In order to facilitate management of the Big Meadows cultural landscape, consolidate treatment efforts, establish priorities, and articulate historic character, the larger Big Meadows cultural landscape has been organized into six landscape management zones. These management zones are the lodge and cabin area, the campground and picnic area, the Wayside and Visitor Center, the maintenance area and employee housing, the roads and trails, and the meadow.
Image showing the sweeping views of the valley at Big Meadows
The views from the lodge terrace are perpetuated by maintaining a tree-free area just below the lodge.


Today there are excellent panoramic views of the valley from Big Meadows Lodge, Rapidan and Doubletop Cottages, and from the original section of the campground. Historic views have been impacted following the end of the historic period. Poor air quality has reduced the visibility of the Shenandoah Valley and the mountains to the west.

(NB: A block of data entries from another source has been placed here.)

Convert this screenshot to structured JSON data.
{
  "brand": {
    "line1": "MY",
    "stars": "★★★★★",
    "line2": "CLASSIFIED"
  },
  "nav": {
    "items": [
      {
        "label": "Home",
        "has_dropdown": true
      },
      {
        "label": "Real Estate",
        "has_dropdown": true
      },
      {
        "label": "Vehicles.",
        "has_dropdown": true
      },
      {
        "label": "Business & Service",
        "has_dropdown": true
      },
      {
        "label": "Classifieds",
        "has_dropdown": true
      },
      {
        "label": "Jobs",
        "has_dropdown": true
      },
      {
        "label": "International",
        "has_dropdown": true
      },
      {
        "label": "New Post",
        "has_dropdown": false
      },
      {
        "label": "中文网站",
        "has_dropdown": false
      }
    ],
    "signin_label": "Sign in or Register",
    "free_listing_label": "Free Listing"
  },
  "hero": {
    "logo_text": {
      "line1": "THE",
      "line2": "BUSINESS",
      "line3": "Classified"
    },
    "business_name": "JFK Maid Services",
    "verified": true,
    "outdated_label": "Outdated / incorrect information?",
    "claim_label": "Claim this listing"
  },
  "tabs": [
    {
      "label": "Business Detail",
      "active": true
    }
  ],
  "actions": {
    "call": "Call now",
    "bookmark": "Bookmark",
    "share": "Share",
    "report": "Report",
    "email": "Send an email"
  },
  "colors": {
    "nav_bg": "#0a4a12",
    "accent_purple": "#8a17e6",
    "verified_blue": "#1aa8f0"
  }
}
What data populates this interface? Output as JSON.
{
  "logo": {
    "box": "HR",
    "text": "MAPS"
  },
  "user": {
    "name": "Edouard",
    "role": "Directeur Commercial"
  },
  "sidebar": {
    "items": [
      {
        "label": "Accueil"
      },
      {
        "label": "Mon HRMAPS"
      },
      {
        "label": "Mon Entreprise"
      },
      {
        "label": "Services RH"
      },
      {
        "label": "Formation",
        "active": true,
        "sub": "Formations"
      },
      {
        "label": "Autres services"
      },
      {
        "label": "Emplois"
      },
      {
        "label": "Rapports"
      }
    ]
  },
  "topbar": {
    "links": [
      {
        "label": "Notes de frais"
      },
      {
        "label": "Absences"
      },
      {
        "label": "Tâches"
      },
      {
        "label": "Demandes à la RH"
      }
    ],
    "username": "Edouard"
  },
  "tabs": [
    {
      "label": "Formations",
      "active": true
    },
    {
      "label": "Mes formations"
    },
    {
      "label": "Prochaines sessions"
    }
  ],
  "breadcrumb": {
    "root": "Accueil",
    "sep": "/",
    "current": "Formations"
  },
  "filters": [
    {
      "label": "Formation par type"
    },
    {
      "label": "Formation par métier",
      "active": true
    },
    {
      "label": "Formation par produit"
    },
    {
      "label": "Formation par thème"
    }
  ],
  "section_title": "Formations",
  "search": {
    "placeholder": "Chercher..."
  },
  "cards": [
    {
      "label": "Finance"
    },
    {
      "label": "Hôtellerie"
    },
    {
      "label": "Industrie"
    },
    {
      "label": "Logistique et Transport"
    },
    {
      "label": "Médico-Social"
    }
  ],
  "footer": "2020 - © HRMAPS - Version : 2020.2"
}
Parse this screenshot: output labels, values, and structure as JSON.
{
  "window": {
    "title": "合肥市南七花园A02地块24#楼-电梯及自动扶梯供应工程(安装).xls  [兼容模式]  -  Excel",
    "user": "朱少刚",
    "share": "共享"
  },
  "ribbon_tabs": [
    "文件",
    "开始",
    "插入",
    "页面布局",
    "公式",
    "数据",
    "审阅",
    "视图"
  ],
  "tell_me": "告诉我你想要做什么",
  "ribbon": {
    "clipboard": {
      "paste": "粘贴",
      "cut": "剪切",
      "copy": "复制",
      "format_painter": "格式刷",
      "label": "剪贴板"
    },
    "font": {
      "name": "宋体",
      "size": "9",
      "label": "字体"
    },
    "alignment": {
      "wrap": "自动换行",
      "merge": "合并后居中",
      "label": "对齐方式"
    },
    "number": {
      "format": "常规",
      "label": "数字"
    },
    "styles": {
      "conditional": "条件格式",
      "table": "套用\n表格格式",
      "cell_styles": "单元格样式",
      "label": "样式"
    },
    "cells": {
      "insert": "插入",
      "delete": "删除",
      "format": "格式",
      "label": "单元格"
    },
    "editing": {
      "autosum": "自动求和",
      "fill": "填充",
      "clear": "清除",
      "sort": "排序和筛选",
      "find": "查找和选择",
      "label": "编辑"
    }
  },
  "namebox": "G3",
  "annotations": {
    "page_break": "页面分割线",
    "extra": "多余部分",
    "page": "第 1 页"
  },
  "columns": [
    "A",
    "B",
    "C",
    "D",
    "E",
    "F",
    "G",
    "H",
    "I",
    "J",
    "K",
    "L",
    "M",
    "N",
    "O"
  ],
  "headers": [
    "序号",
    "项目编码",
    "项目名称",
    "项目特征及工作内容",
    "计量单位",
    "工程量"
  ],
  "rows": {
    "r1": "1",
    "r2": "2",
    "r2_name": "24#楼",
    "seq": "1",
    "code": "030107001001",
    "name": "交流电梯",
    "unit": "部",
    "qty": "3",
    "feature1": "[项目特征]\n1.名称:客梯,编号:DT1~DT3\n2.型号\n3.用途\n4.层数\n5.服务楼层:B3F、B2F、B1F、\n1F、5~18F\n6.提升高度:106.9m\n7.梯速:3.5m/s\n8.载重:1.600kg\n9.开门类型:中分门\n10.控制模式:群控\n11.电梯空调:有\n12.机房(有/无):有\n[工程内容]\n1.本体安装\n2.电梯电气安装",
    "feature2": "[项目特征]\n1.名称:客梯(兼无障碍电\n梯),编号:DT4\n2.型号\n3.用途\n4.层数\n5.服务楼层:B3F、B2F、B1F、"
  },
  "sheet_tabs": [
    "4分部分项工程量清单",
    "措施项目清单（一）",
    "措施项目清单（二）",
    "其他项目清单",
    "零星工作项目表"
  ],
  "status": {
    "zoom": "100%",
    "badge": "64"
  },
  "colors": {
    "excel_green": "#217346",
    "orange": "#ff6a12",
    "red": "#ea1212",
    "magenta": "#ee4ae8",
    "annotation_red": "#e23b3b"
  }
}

Despite efforts to reestablish some views, overgrown vegetation has continued to limit or obscure some other views and vistas.

Quick Facts

  • Cultural Landscape Type: Designed
  • National Register Significance Level: National
  • National Register Significance Criteria: A, C
  • Period of Significance: 1931 to 1952
  • National Historic Landmark (Skyline Drive Historic District)

Landscape Links

Shenandoah National Park

Last updated: December 12, 2022